- [ABOUT THIS TASK]
Every line of the entries that holds the word "date" is to be copied.

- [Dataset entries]
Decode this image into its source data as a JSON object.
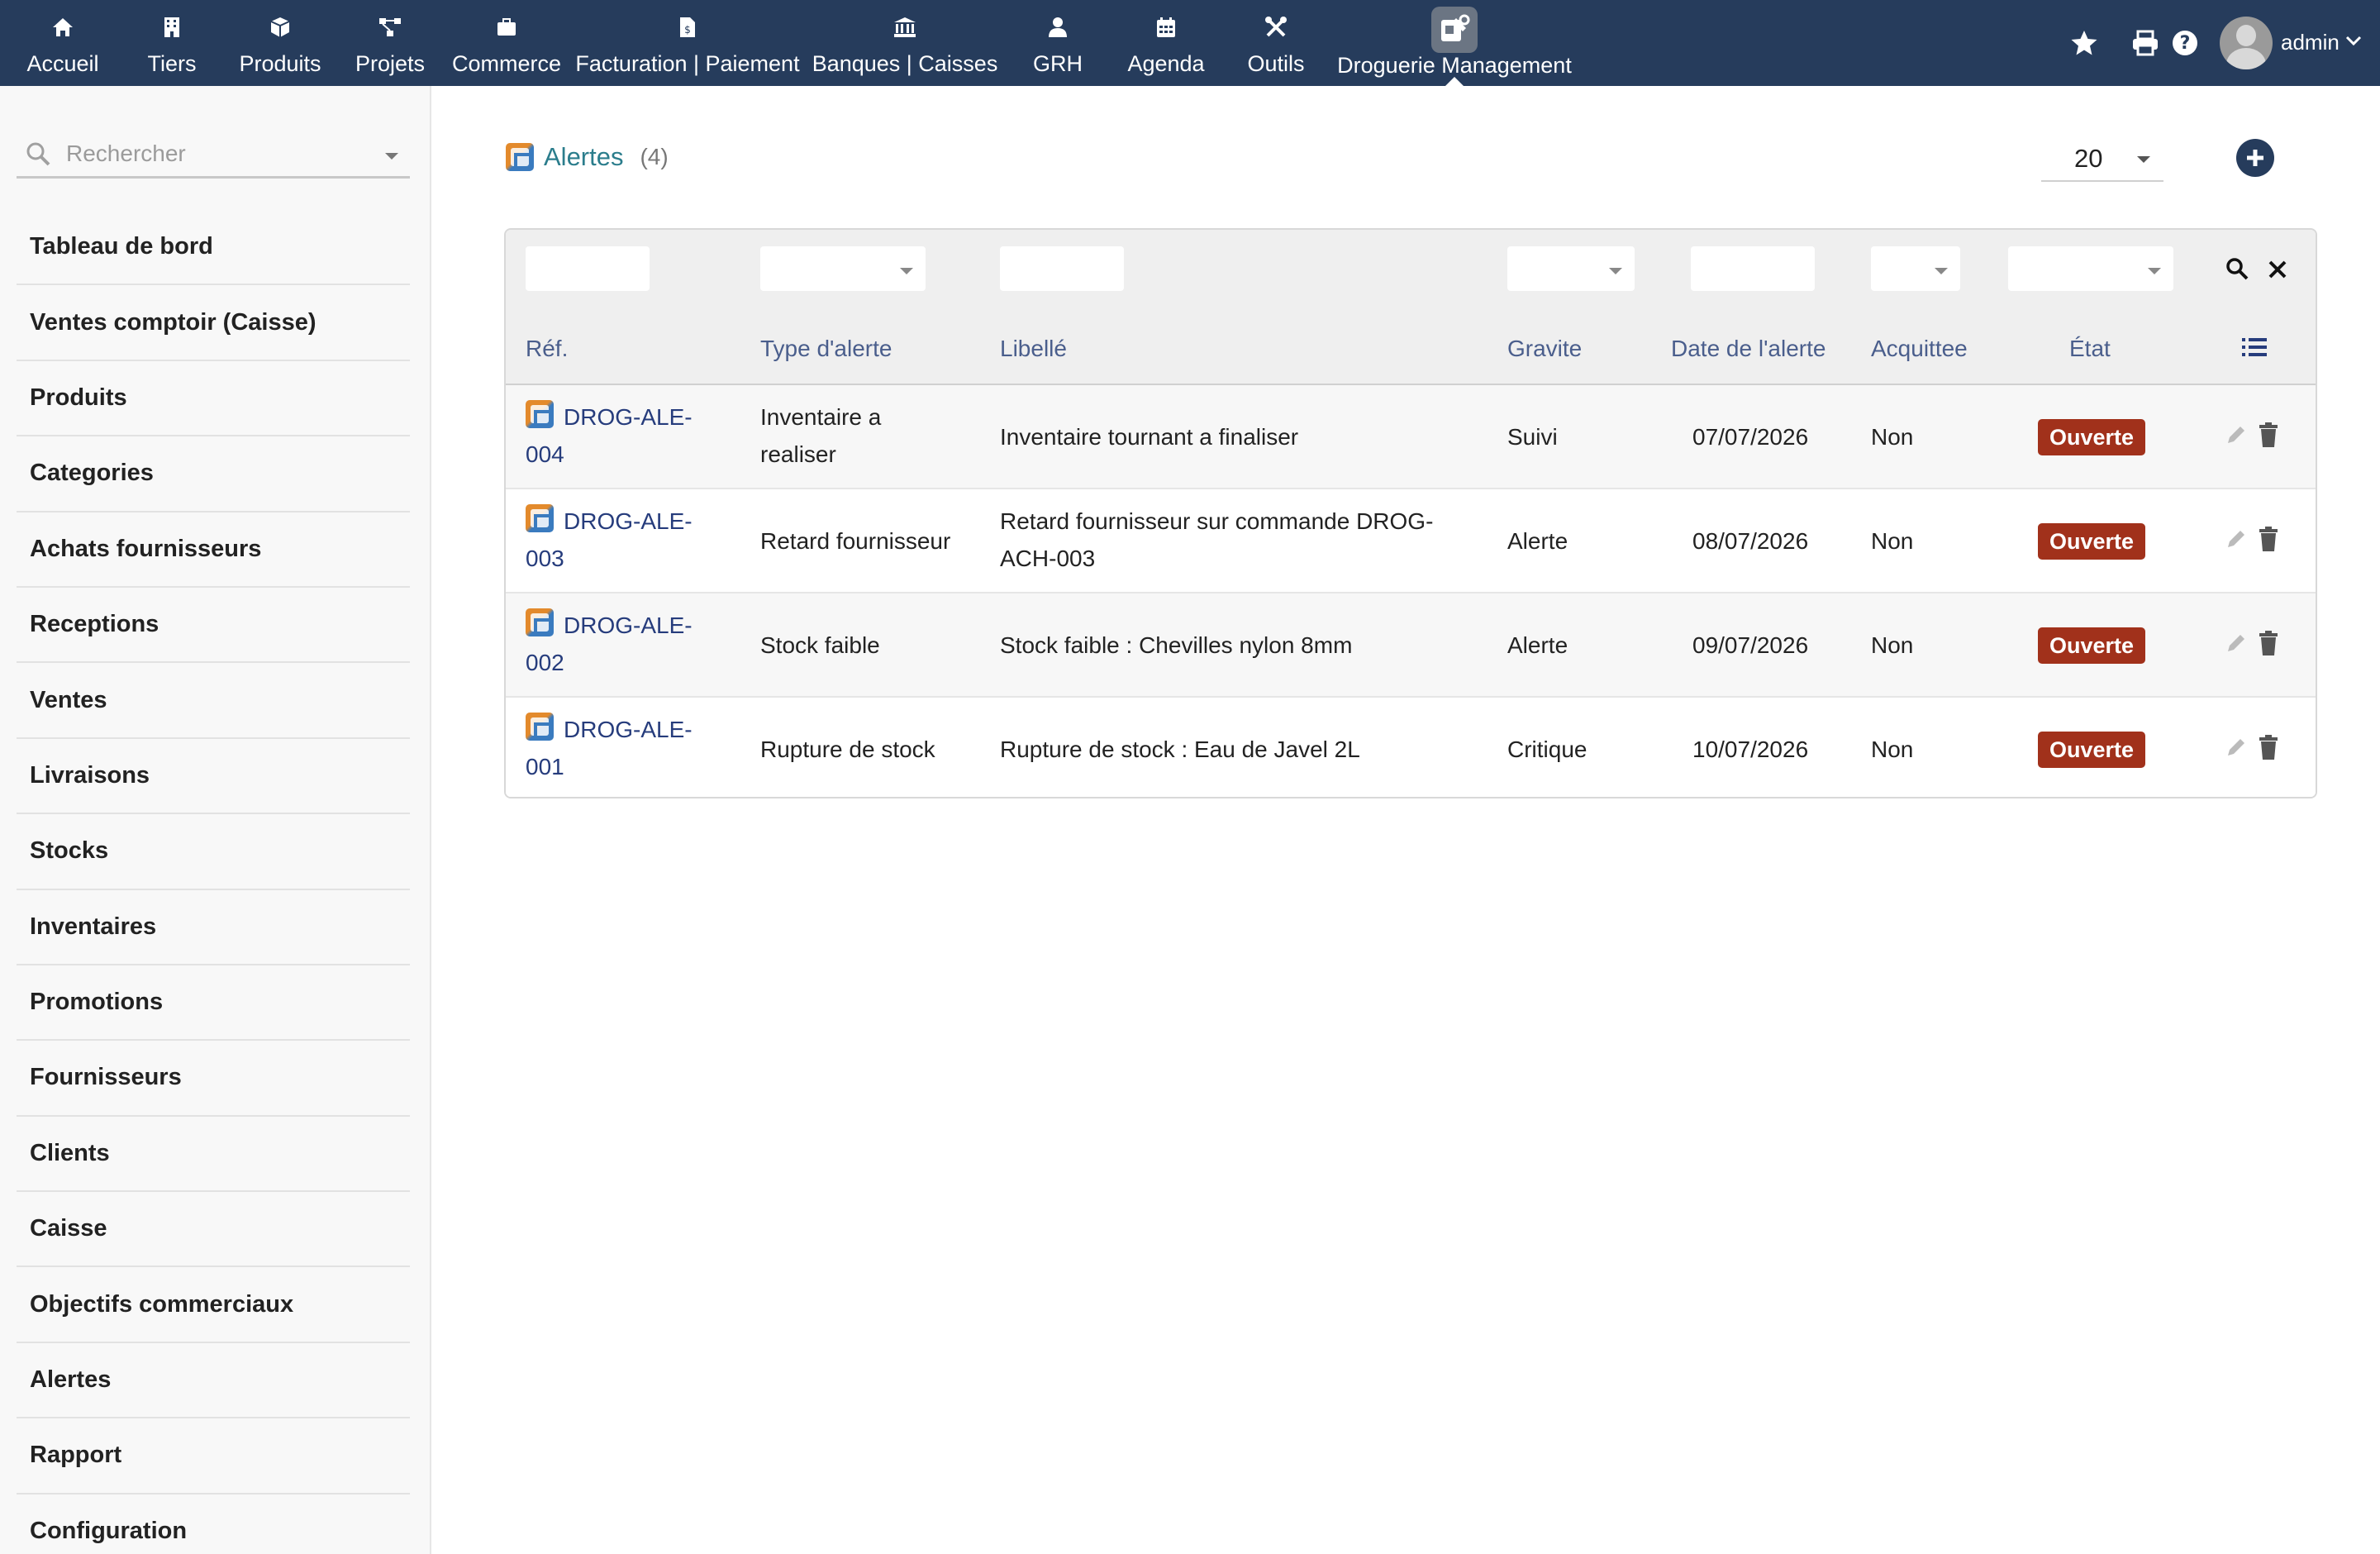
{
  "nav": [
    {
      "label": "Accueil",
      "icon": "home-icon"
    },
    {
      "label": "Tiers",
      "icon": "building-icon"
    },
    {
      "label": "Produits",
      "icon": "cube-icon"
    },
    {
      "label": "Projets",
      "icon": "project-icon"
    },
    {
      "label": "Commerce",
      "icon": "briefcase-icon"
    },
    {
      "label": "Facturation | Paiement",
      "icon": "invoice-icon"
    },
    {
      "label": "Banques | Caisses",
      "icon": "bank-icon"
    },
    {
      "label": "GRH",
      "icon": "user-icon"
    },
    {
      "label": "Agenda",
      "icon": "calendar-icon"
    },
    {
      "label": "Outils",
      "icon": "tools-icon"
    },
    {
      "label": "Droguerie Management",
      "icon": "droguerie-module-icon"
    }
  ],
  "user": {
    "name": "admin"
  },
  "sidebar": {
    "search_placeholder": "Rechercher",
    "items": [
      {
        "label": "Tableau de bord"
      },
      {
        "label": "Ventes comptoir (Caisse)"
      },
      {
        "label": "Produits"
      },
      {
        "label": "Categories"
      },
      {
        "label": "Achats fournisseurs"
      },
      {
        "label": "Receptions"
      },
      {
        "label": "Ventes"
      },
      {
        "label": "Livraisons"
      },
      {
        "label": "Stocks"
      },
      {
        "label": "Inventaires"
      },
      {
        "label": "Promotions"
      },
      {
        "label": "Fournisseurs"
      },
      {
        "label": "Clients"
      },
      {
        "label": "Caisse"
      },
      {
        "label": "Objectifs commerciaux"
      },
      {
        "label": "Alertes"
      },
      {
        "label": "Rapport"
      },
      {
        "label": "Configuration"
      }
    ]
  },
  "page": {
    "title": "Alertes",
    "count": "(4)",
    "page_size": "20"
  },
  "table": {
    "headers": {
      "ref": "Réf.",
      "type": "Type d'alerte",
      "libelle": "Libellé",
      "gravite": "Gravite",
      "date": "Date de l'alerte",
      "acquittee": "Acquittee",
      "etat": "État"
    },
    "rows": [
      {
        "ref_line1": "DROG-ALE-",
        "ref_line2": "004",
        "type_line1": "Inventaire a",
        "type_line2": "realiser",
        "libelle_line1": "Inventaire tournant a finaliser",
        "libelle_line2": "",
        "gravite": "Suivi",
        "date": "07/07/2026",
        "acquittee": "Non",
        "etat": "Ouverte"
      },
      {
        "ref_line1": "DROG-ALE-",
        "ref_line2": "003",
        "type_line1": "Retard fournisseur",
        "type_line2": "",
        "libelle_line1": "Retard fournisseur sur commande DROG-",
        "libelle_line2": "ACH-003",
        "gravite": "Alerte",
        "date": "08/07/2026",
        "acquittee": "Non",
        "etat": "Ouverte"
      },
      {
        "ref_line1": "DROG-ALE-",
        "ref_line2": "002",
        "type_line1": "Stock faible",
        "type_line2": "",
        "libelle_line1": "Stock faible : Chevilles nylon 8mm",
        "libelle_line2": "",
        "gravite": "Alerte",
        "date": "09/07/2026",
        "acquittee": "Non",
        "etat": "Ouverte"
      },
      {
        "ref_line1": "DROG-ALE-",
        "ref_line2": "001",
        "type_line1": "Rupture de stock",
        "type_line2": "",
        "libelle_line1": "Rupture de stock : Eau de Javel 2L",
        "libelle_line2": "",
        "gravite": "Critique",
        "date": "10/07/2026",
        "acquittee": "Non",
        "etat": "Ouverte"
      }
    ]
  },
  "colors": {
    "topbar": "#263c5c",
    "badge": "#a1311b",
    "link": "#263c7c",
    "title": "#2b7d8c"
  }
}
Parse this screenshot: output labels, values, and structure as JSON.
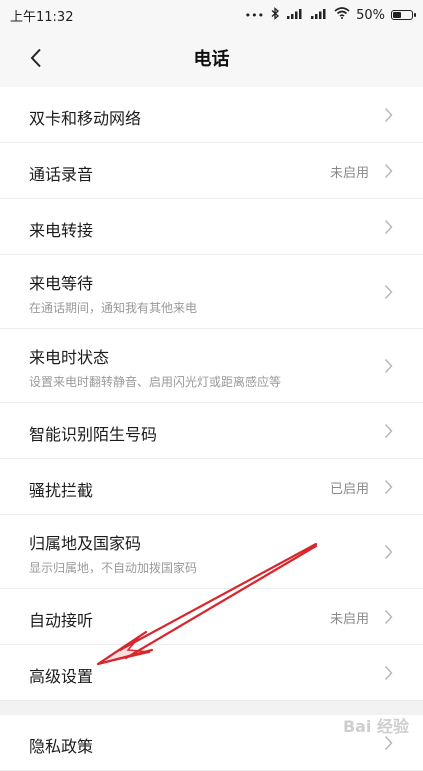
{
  "status_bar": {
    "time": "上午11:32",
    "battery": "50%",
    "battery_level": 0.5
  },
  "header": {
    "title": "电话",
    "back_icon": "chevron-left-icon"
  },
  "settings": [
    {
      "label": "双卡和移动网络",
      "sub": "",
      "value": ""
    },
    {
      "label": "通话录音",
      "sub": "",
      "value": "未启用"
    },
    {
      "label": "来电转接",
      "sub": "",
      "value": ""
    },
    {
      "label": "来电等待",
      "sub": "在通话期间，通知我有其他来电",
      "value": ""
    },
    {
      "label": "来电时状态",
      "sub": "设置来电时翻转静音、启用闪光灯或距离感应等",
      "value": ""
    },
    {
      "label": "智能识别陌生号码",
      "sub": "",
      "value": ""
    },
    {
      "label": "骚扰拦截",
      "sub": "",
      "value": "已启用"
    },
    {
      "label": "归属地及国家码",
      "sub": "显示归属地，不自动加拨国家码",
      "value": ""
    },
    {
      "label": "自动接听",
      "sub": "",
      "value": "未启用"
    },
    {
      "label": "高级设置",
      "sub": "",
      "value": ""
    }
  ],
  "settings_secondary": [
    {
      "label": "隐私政策",
      "sub": "",
      "value": ""
    }
  ],
  "watermark": "Bai 经验",
  "colors": {
    "arrow": "#d9262c",
    "background": "#f7f7f7",
    "row": "#ffffff"
  }
}
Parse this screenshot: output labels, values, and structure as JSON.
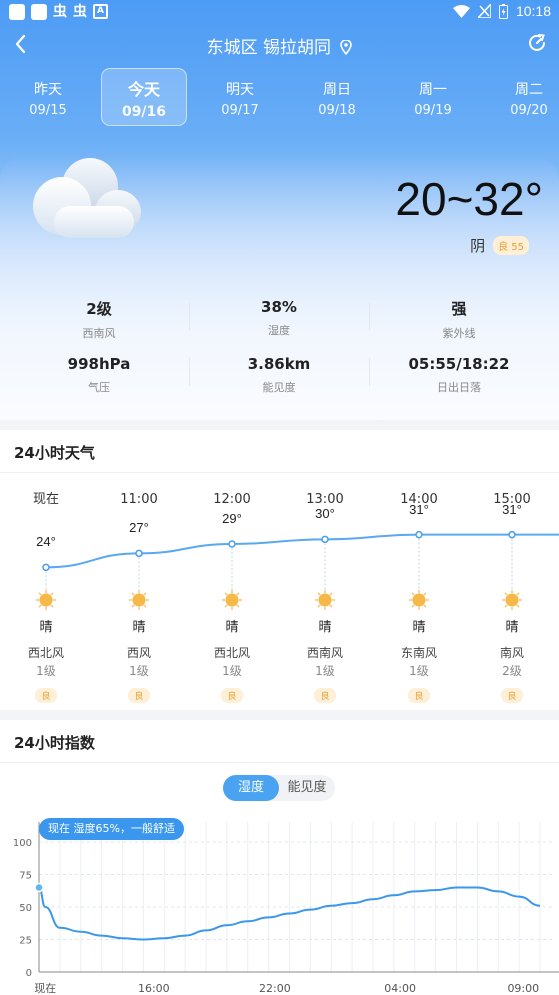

- [FINISHED TASK]
      "date": "Date de l'alerte",
        "date": "07/07/2026",
        "date": "08/07/2026",
        "date": "09/07/2026",
        "date": "10/07/2026",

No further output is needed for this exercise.